*** Given data

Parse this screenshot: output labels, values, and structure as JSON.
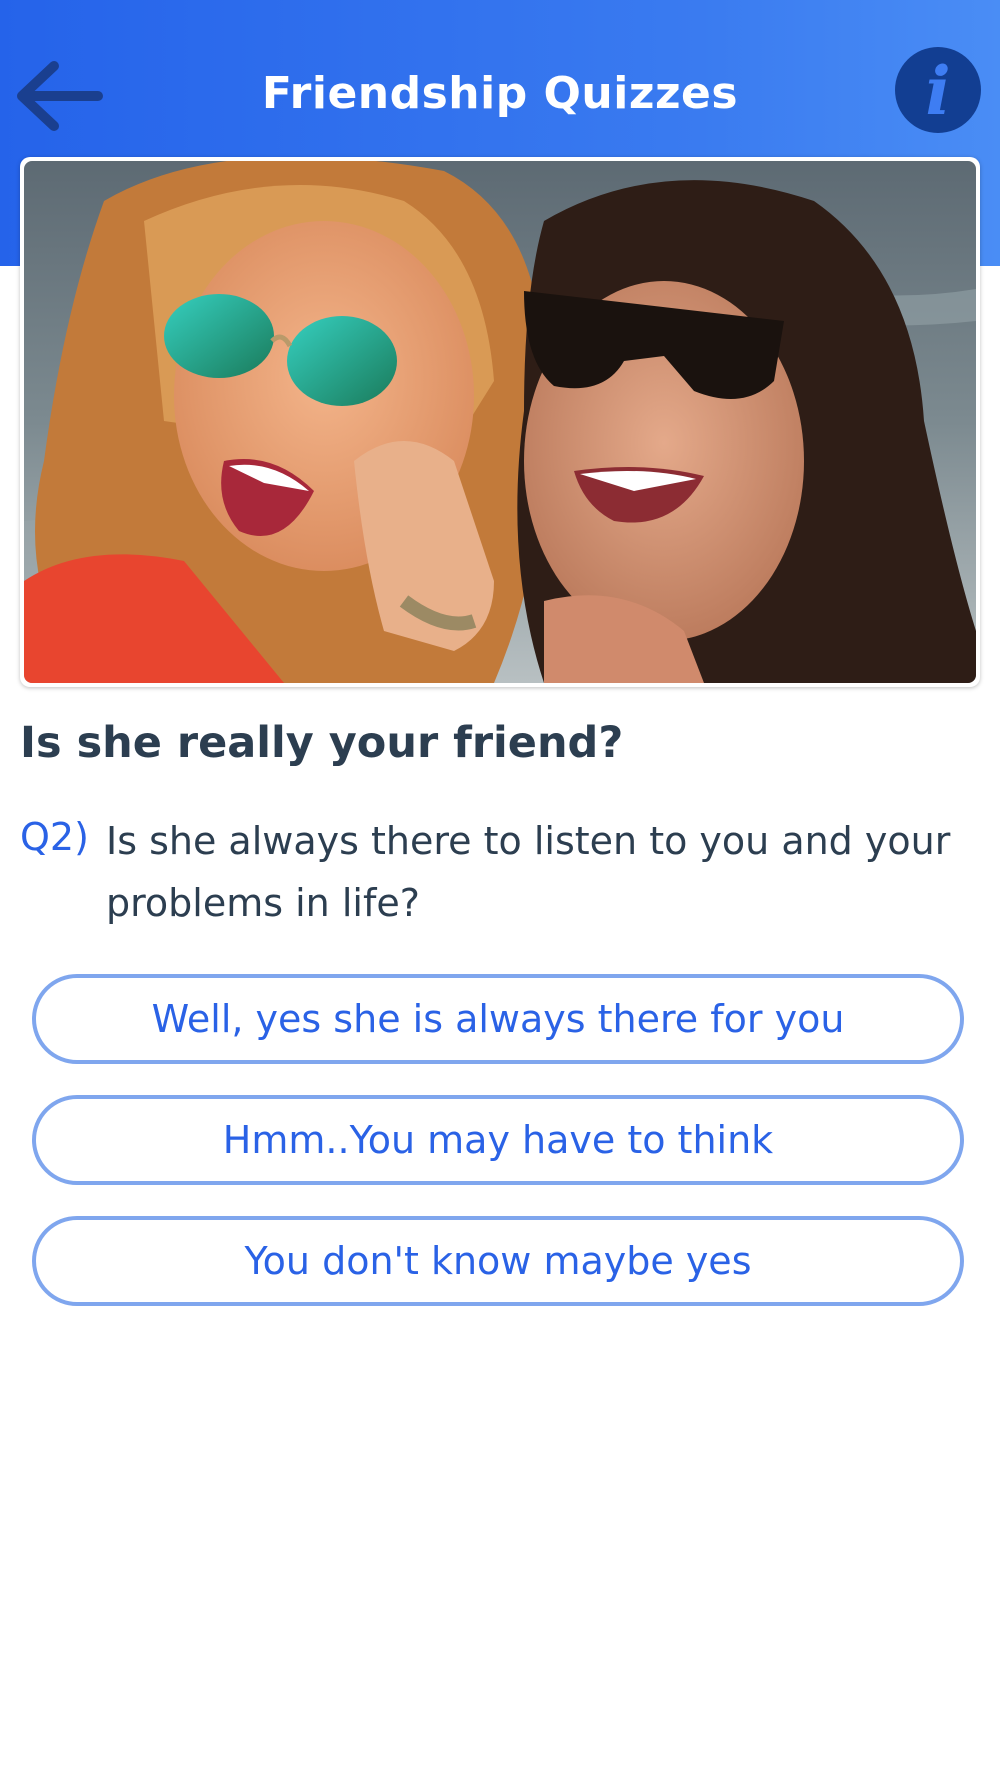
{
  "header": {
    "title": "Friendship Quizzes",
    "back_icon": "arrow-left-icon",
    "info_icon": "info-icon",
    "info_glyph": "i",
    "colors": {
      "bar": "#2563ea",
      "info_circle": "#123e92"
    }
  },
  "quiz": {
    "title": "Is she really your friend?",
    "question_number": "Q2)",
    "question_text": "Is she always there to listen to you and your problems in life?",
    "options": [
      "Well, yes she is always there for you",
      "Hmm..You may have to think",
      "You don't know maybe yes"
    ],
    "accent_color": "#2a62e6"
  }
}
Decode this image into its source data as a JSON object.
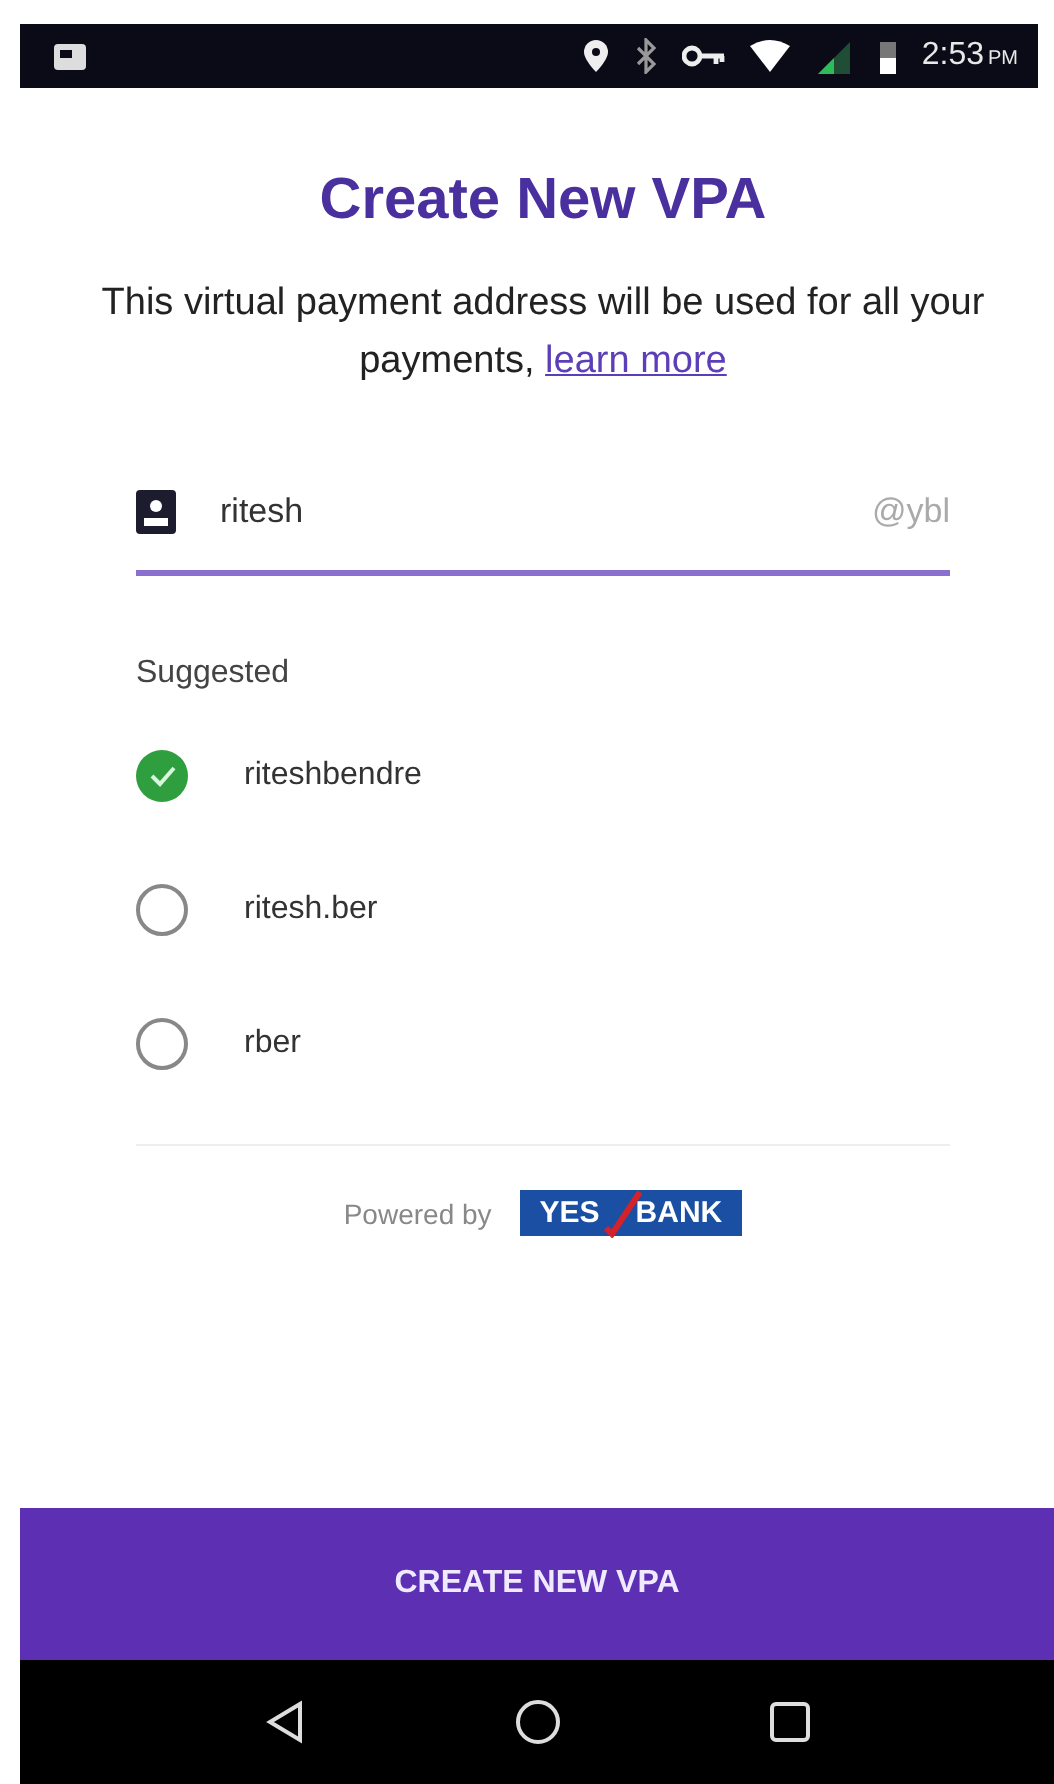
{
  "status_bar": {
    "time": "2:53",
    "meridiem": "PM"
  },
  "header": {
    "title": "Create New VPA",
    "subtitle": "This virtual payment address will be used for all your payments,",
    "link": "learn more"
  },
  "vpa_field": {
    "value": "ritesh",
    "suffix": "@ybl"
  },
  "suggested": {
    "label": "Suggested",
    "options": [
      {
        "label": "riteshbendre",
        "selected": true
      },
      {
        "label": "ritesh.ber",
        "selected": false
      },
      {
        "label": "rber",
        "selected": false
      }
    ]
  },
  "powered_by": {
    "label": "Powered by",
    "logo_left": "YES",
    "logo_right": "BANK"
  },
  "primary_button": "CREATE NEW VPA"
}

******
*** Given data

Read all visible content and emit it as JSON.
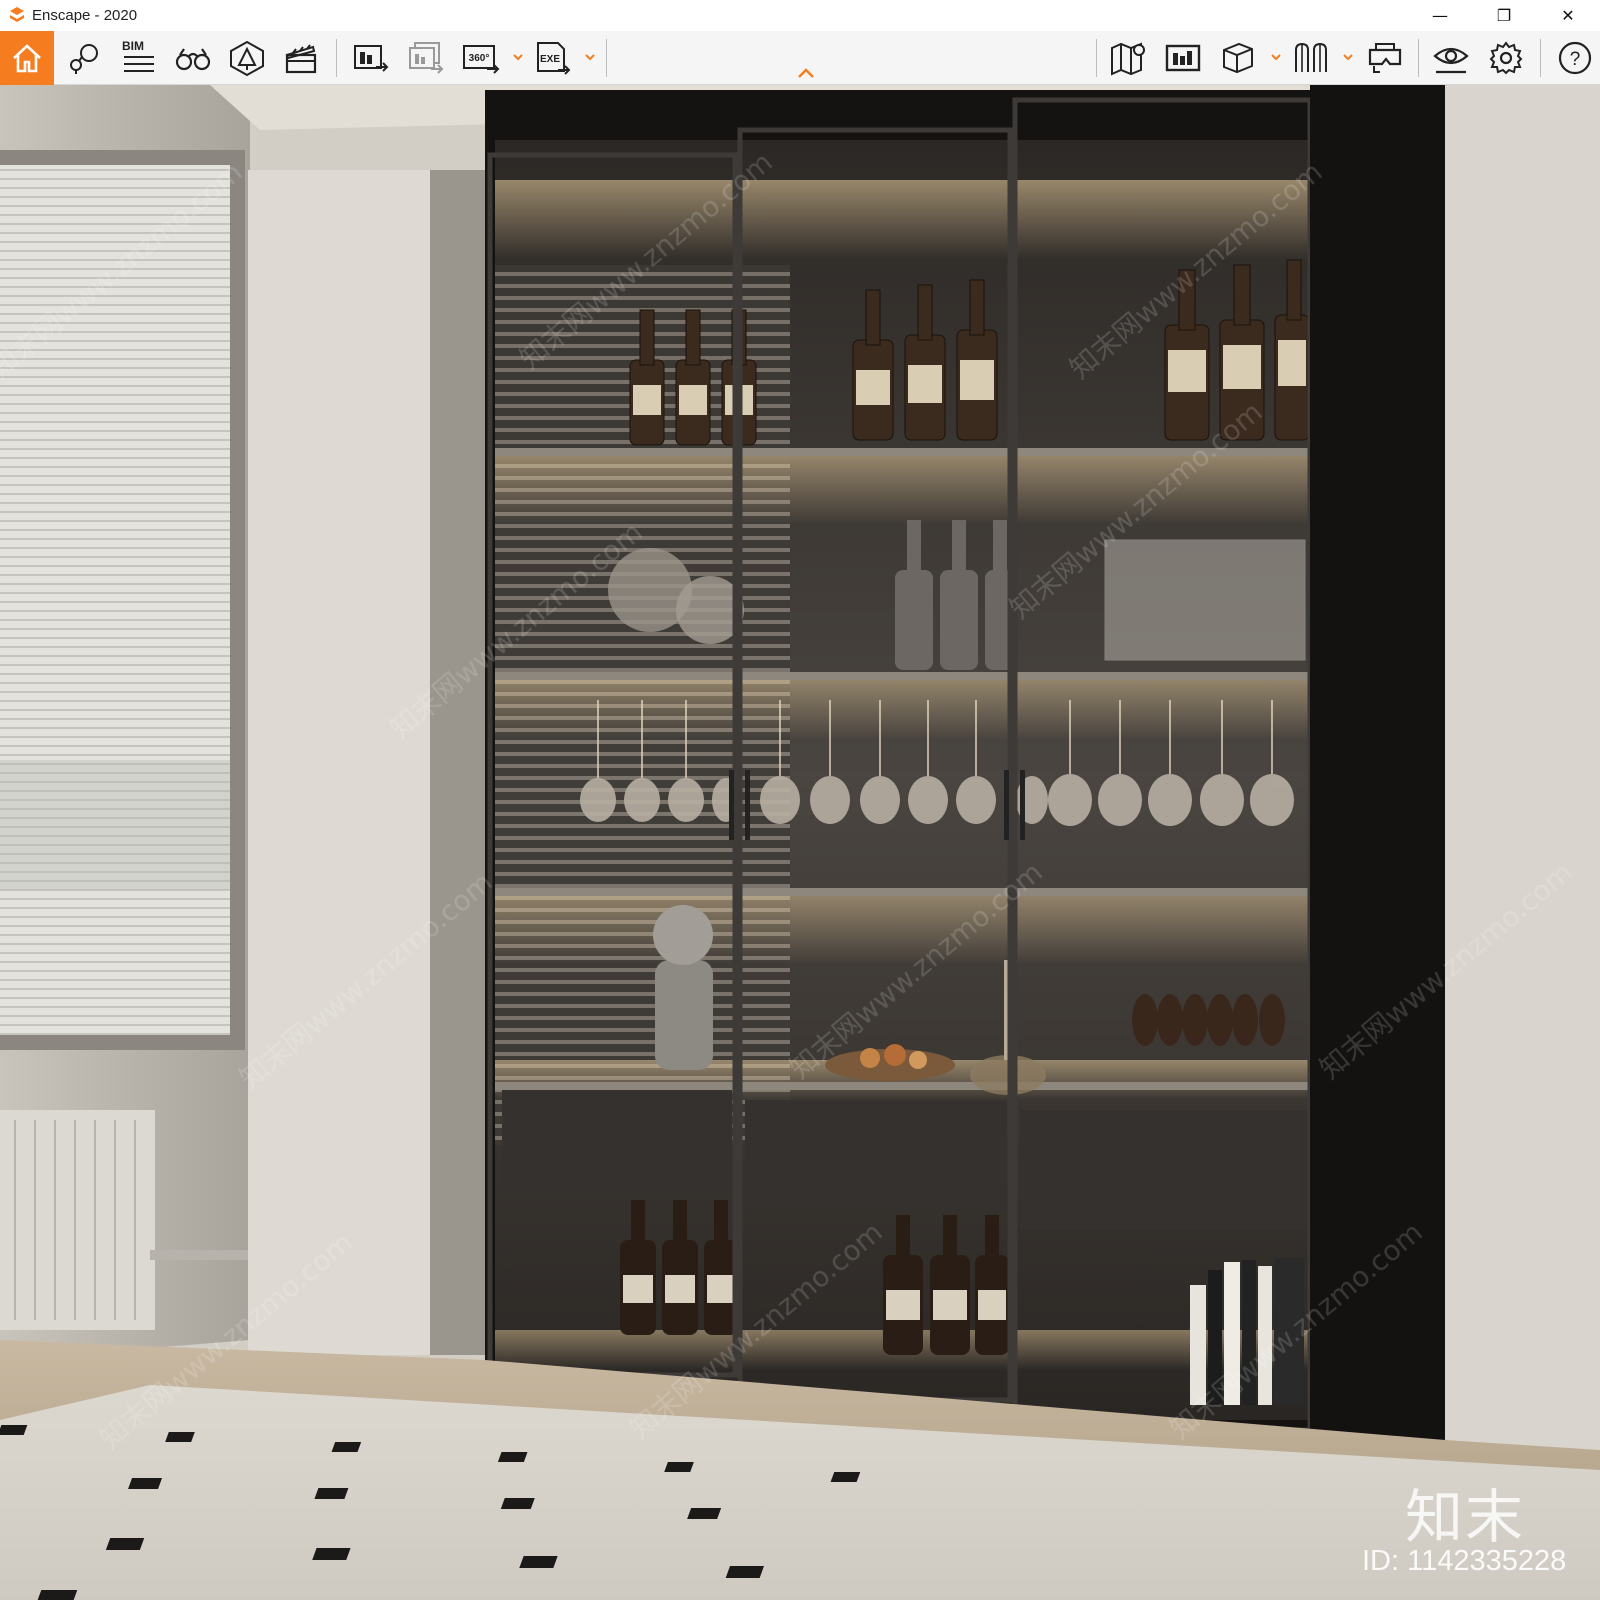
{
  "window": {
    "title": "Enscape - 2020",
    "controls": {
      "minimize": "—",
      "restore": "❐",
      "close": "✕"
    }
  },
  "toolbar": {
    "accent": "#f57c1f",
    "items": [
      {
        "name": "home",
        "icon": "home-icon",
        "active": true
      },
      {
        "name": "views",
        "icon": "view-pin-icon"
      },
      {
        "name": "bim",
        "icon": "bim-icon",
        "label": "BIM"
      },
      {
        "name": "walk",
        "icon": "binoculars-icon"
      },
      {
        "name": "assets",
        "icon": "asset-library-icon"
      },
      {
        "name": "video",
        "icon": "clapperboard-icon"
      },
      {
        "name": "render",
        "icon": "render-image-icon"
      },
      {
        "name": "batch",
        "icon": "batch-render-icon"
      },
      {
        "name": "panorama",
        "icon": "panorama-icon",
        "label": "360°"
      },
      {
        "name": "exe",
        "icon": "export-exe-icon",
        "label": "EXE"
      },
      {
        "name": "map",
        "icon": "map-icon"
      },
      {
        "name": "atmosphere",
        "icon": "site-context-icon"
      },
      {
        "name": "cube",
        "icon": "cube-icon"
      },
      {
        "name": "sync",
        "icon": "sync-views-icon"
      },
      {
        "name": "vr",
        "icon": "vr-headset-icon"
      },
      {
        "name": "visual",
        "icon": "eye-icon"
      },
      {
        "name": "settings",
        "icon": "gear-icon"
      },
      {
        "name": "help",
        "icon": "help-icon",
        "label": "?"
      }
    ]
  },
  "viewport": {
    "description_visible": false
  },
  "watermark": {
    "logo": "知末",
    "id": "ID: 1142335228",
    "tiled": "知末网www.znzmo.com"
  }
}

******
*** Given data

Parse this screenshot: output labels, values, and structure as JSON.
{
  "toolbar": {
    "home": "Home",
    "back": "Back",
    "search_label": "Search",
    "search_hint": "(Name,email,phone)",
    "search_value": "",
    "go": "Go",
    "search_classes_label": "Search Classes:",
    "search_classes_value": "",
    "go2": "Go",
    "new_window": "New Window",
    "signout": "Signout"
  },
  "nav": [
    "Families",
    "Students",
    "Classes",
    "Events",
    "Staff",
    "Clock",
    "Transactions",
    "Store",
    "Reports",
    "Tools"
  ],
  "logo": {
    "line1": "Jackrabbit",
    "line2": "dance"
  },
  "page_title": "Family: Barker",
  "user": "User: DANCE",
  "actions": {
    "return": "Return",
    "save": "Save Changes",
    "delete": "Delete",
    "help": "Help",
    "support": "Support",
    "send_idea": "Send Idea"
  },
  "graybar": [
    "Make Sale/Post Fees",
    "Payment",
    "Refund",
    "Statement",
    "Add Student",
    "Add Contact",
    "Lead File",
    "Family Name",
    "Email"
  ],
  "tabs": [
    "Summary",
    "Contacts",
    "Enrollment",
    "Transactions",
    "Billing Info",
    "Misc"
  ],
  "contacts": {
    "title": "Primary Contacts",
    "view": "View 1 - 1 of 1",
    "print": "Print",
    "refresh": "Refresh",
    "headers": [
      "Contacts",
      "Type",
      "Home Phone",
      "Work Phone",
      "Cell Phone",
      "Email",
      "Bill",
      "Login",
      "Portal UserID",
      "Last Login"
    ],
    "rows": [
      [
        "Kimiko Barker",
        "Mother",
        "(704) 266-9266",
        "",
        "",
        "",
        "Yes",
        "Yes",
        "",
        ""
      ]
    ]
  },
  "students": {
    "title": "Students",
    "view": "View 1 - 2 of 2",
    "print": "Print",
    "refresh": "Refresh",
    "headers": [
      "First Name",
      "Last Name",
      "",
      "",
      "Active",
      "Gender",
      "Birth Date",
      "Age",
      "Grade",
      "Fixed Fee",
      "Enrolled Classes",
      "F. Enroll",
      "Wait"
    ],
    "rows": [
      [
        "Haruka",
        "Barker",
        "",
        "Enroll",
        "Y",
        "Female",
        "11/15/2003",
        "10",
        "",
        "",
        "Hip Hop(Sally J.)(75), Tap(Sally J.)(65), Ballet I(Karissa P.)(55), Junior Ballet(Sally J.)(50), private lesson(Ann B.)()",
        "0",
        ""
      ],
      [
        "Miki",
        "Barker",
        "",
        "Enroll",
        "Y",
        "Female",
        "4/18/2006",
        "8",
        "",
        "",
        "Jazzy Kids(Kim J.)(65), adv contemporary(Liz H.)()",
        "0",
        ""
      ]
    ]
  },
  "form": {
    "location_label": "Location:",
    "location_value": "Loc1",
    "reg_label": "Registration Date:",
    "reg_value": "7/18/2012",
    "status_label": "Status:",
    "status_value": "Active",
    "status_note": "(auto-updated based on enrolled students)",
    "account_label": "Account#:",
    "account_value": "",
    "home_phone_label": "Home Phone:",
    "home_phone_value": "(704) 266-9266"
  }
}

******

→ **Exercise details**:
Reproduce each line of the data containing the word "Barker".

→ **Result**:
  "page_title": "Family: Barker",
        "Kimiko Barker",
        "Barker",
        "Barker",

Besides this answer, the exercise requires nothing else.